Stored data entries
▬▬▬▬▬▬

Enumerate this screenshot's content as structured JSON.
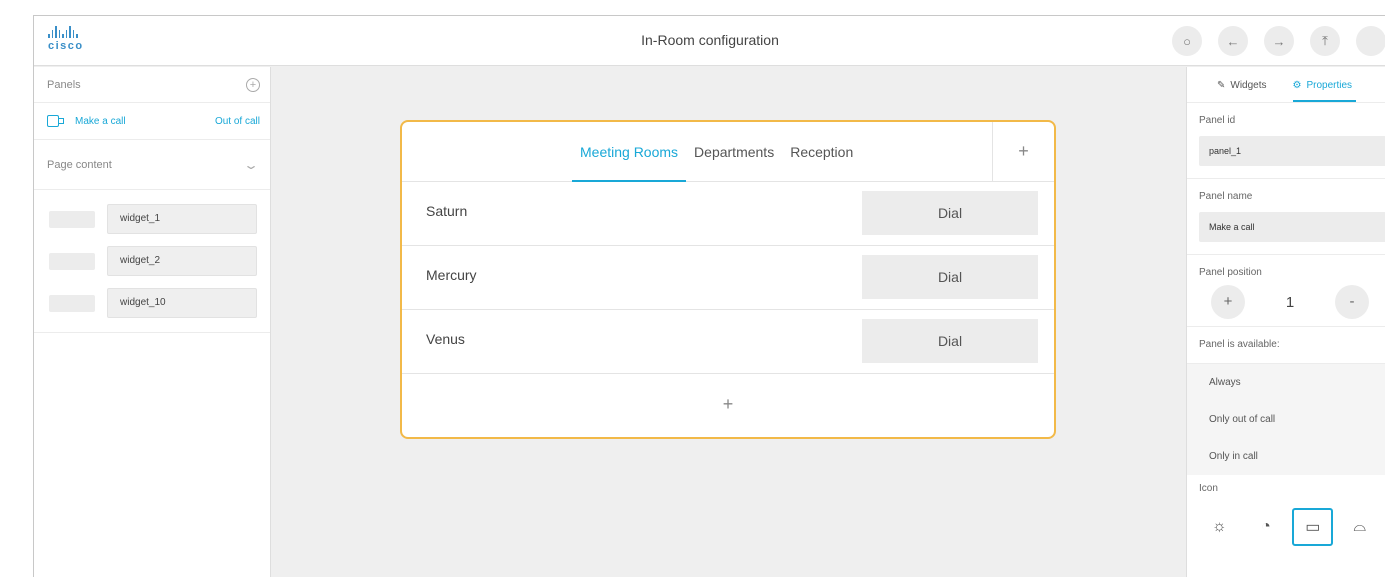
{
  "brand": {
    "logo_text": "cisco"
  },
  "header": {
    "title": "In-Room configuration",
    "buttons": [
      {
        "name": "preview",
        "glyph": "○"
      },
      {
        "name": "undo",
        "glyph": "←"
      },
      {
        "name": "redo",
        "glyph": "→"
      },
      {
        "name": "upload",
        "glyph": "⤒"
      }
    ]
  },
  "left_panel": {
    "panels_title": "Panels",
    "panel": {
      "name": "Make a call",
      "status": "Out of call"
    },
    "page_content_title": "Page content",
    "widgets": [
      "widget_1",
      "widget_2",
      "widget_10"
    ]
  },
  "preview": {
    "tabs": [
      "Meeting Rooms",
      "Departments",
      "Reception"
    ],
    "active_tab": "Meeting Rooms",
    "add_tab": "+",
    "rows": [
      {
        "name": "Saturn",
        "button": "Dial"
      },
      {
        "name": "Mercury",
        "button": "Dial"
      },
      {
        "name": "Venus",
        "button": "Dial"
      }
    ],
    "add_row": "+"
  },
  "right_panel": {
    "tabs": {
      "widgets": "Widgets",
      "properties": "Properties"
    },
    "panel_id_label": "Panel id",
    "panel_id_value": "panel_1",
    "panel_name_label": "Panel name",
    "panel_name_value": "Make a call",
    "panel_position_label": "Panel position",
    "panel_position_value": "1",
    "position_plus": "+",
    "position_minus": "-",
    "availability_label": "Panel is available:",
    "availability_options": [
      "Always",
      "Only out of call",
      "Only in call"
    ],
    "icon_label": "Icon"
  },
  "colors": {
    "accent": "#19a8d7",
    "highlight_border": "#f2b948"
  }
}
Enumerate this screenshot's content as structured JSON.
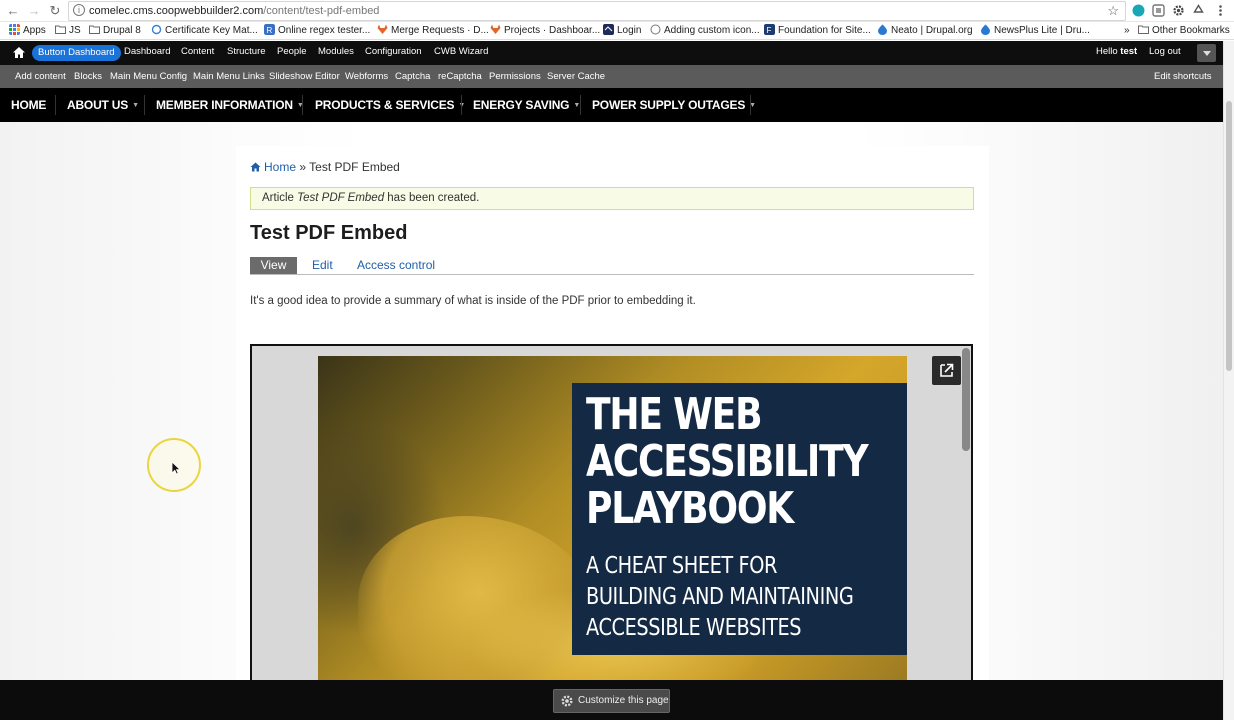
{
  "browser": {
    "url_host": "comelec.cms.coopwebbuilder2.com",
    "url_path": "/content/test-pdf-embed",
    "bookmarks": [
      {
        "label": "Apps",
        "color": "#e44"
      },
      {
        "label": "JS",
        "color": "#888"
      },
      {
        "label": "Drupal 8",
        "color": "#888"
      },
      {
        "label": "Certificate Key Mat...",
        "color": "#3b7dd8"
      },
      {
        "label": "Online regex tester...",
        "color": "#3a6fc4"
      },
      {
        "label": "Merge Requests · D...",
        "color": "#e2662a"
      },
      {
        "label": "Projects · Dashboar...",
        "color": "#e2662a"
      },
      {
        "label": "Login",
        "color": "#1d2a5a"
      },
      {
        "label": "Adding custom icon...",
        "color": "#777"
      },
      {
        "label": "Foundation for Site...",
        "color": "#1b3d72"
      },
      {
        "label": "Neato | Drupal.org",
        "color": "#2a7ad1"
      },
      {
        "label": "NewsPlus Lite | Dru...",
        "color": "#2a7ad1"
      },
      {
        "label": "»",
        "color": ""
      },
      {
        "label": "Other Bookmarks",
        "color": "#888"
      }
    ]
  },
  "admin_toolbar": {
    "button_dashboard": "Button Dashboard",
    "items": [
      "Dashboard",
      "Content",
      "Structure",
      "People",
      "Modules",
      "Configuration",
      "CWB Wizard"
    ],
    "hello_prefix": "Hello ",
    "username": "test",
    "logout": "Log out"
  },
  "shortcuts": {
    "items": [
      "Add content",
      "Blocks",
      "Main Menu Config",
      "Main Menu Links",
      "Slideshow Editor",
      "Webforms",
      "Captcha",
      "reCaptcha",
      "Permissions",
      "Server Cache"
    ],
    "edit": "Edit shortcuts"
  },
  "site_nav": {
    "items": [
      "HOME",
      "ABOUT US",
      "MEMBER INFORMATION",
      "PRODUCTS & SERVICES",
      "ENERGY SAVING",
      "POWER SUPPLY OUTAGES"
    ]
  },
  "breadcrumb": {
    "home": "Home",
    "separator": " » ",
    "current": "Test PDF Embed"
  },
  "status": {
    "prefix": "Article ",
    "title": "Test PDF Embed",
    "suffix": " has been created."
  },
  "page": {
    "title": "Test PDF Embed",
    "tabs": [
      "View",
      "Edit",
      "Access control"
    ],
    "summary": "It's a good idea to provide a summary of what is inside of the PDF prior to embedding it."
  },
  "pdf": {
    "title_lines": [
      "THE WEB",
      "ACCESSIBILITY",
      "PLAYBOOK"
    ],
    "subtitle_lines": [
      "A CHEAT SHEET FOR",
      "BUILDING AND MAINTAINING",
      "ACCESSIBLE WEBSITES"
    ],
    "cover_bg": "#142a44",
    "photo_tone": "#c99e28"
  },
  "footer": {
    "customize": "Customize this page"
  },
  "colors": {
    "accent_link": "#1f5fa8",
    "dashboard_button": "#1a73d9",
    "status_bg": "#f8fbe6"
  }
}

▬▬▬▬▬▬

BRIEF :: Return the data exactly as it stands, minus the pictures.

RESULT OF THIS EXERCISE ::
Enumerate this screenshot's content as structured JSON.
{
  "brand": {
    "logo_text": "cisco"
  },
  "header": {
    "title": "In-Room configuration",
    "buttons": [
      {
        "name": "preview",
        "glyph": "○"
      },
      {
        "name": "undo",
        "glyph": "←"
      },
      {
        "name": "redo",
        "glyph": "→"
      },
      {
        "name": "upload",
        "glyph": "⤒"
      }
    ]
  },
  "left_panel": {
    "panels_title": "Panels",
    "panel": {
      "name": "Make a call",
      "status": "Out of call"
    },
    "page_content_title": "Page content",
    "widgets": [
      "widget_1",
      "widget_2",
      "widget_10"
    ]
  },
  "preview": {
    "tabs": [
      "Meeting Rooms",
      "Departments",
      "Reception"
    ],
    "active_tab": "Meeting Rooms",
    "add_tab": "+",
    "rows": [
      {
        "name": "Saturn",
        "button": "Dial"
      },
      {
        "name": "Mercury",
        "button": "Dial"
      },
      {
        "name": "Venus",
        "button": "Dial"
      }
    ],
    "add_row": "+"
  },
  "right_panel": {
    "tabs": {
      "widgets": "Widgets",
      "properties": "Properties"
    },
    "panel_id_label": "Panel id",
    "panel_id_value": "panel_1",
    "panel_name_label": "Panel name",
    "panel_name_value": "Make a call",
    "panel_position_label": "Panel position",
    "panel_position_value": "1",
    "position_plus": "+",
    "position_minus": "-",
    "availability_label": "Panel is available:",
    "availability_options": [
      "Always",
      "Only out of call",
      "Only in call"
    ],
    "icon_label": "Icon"
  },
  "colors": {
    "accent": "#19a8d7",
    "highlight_border": "#f2b948"
  }
}
Enumerate this screenshot's content as structured JSON.
{
  "browser": {
    "url_host": "comelec.cms.coopwebbuilder2.com",
    "url_path": "/content/test-pdf-embed",
    "bookmarks": [
      {
        "label": "Apps",
        "color": "#e44"
      },
      {
        "label": "JS",
        "color": "#888"
      },
      {
        "label": "Drupal 8",
        "color": "#888"
      },
      {
        "label": "Certificate Key Mat...",
        "color": "#3b7dd8"
      },
      {
        "label": "Online regex tester...",
        "color": "#3a6fc4"
      },
      {
        "label": "Merge Requests · D...",
        "color": "#e2662a"
      },
      {
        "label": "Projects · Dashboar...",
        "color": "#e2662a"
      },
      {
        "label": "Login",
        "color": "#1d2a5a"
      },
      {
        "label": "Adding custom icon...",
        "color": "#777"
      },
      {
        "label": "Foundation for Site...",
        "color": "#1b3d72"
      },
      {
        "label": "Neato | Drupal.org",
        "color": "#2a7ad1"
      },
      {
        "label": "NewsPlus Lite | Dru...",
        "color": "#2a7ad1"
      },
      {
        "label": "»",
        "color": ""
      },
      {
        "label": "Other Bookmarks",
        "color": "#888"
      }
    ]
  },
  "admin_toolbar": {
    "button_dashboard": "Button Dashboard",
    "items": [
      "Dashboard",
      "Content",
      "Structure",
      "People",
      "Modules",
      "Configuration",
      "CWB Wizard"
    ],
    "hello_prefix": "Hello ",
    "username": "test",
    "logout": "Log out"
  },
  "shortcuts": {
    "items": [
      "Add content",
      "Blocks",
      "Main Menu Config",
      "Main Menu Links",
      "Slideshow Editor",
      "Webforms",
      "Captcha",
      "reCaptcha",
      "Permissions",
      "Server Cache"
    ],
    "edit": "Edit shortcuts"
  },
  "site_nav": {
    "items": [
      "HOME",
      "ABOUT US",
      "MEMBER INFORMATION",
      "PRODUCTS & SERVICES",
      "ENERGY SAVING",
      "POWER SUPPLY OUTAGES"
    ]
  },
  "breadcrumb": {
    "home": "Home",
    "separator": " » ",
    "current": "Test PDF Embed"
  },
  "status": {
    "prefix": "Article ",
    "title": "Test PDF Embed",
    "suffix": " has been created."
  },
  "page": {
    "title": "Test PDF Embed",
    "tabs": [
      "View",
      "Edit",
      "Access control"
    ],
    "summary": "It's a good idea to provide a summary of what is inside of the PDF prior to embedding it."
  },
  "pdf": {
    "title_lines": [
      "THE WEB",
      "ACCESSIBILITY",
      "PLAYBOOK"
    ],
    "subtitle_lines": [
      "A CHEAT SHEET FOR",
      "BUILDING AND MAINTAINING",
      "ACCESSIBLE WEBSITES"
    ],
    "cover_bg": "#142a44",
    "photo_tone": "#c99e28"
  },
  "footer": {
    "customize": "Customize this page"
  },
  "colors": {
    "accent_link": "#1f5fa8",
    "dashboard_button": "#1a73d9",
    "status_bg": "#f8fbe6"
  }
}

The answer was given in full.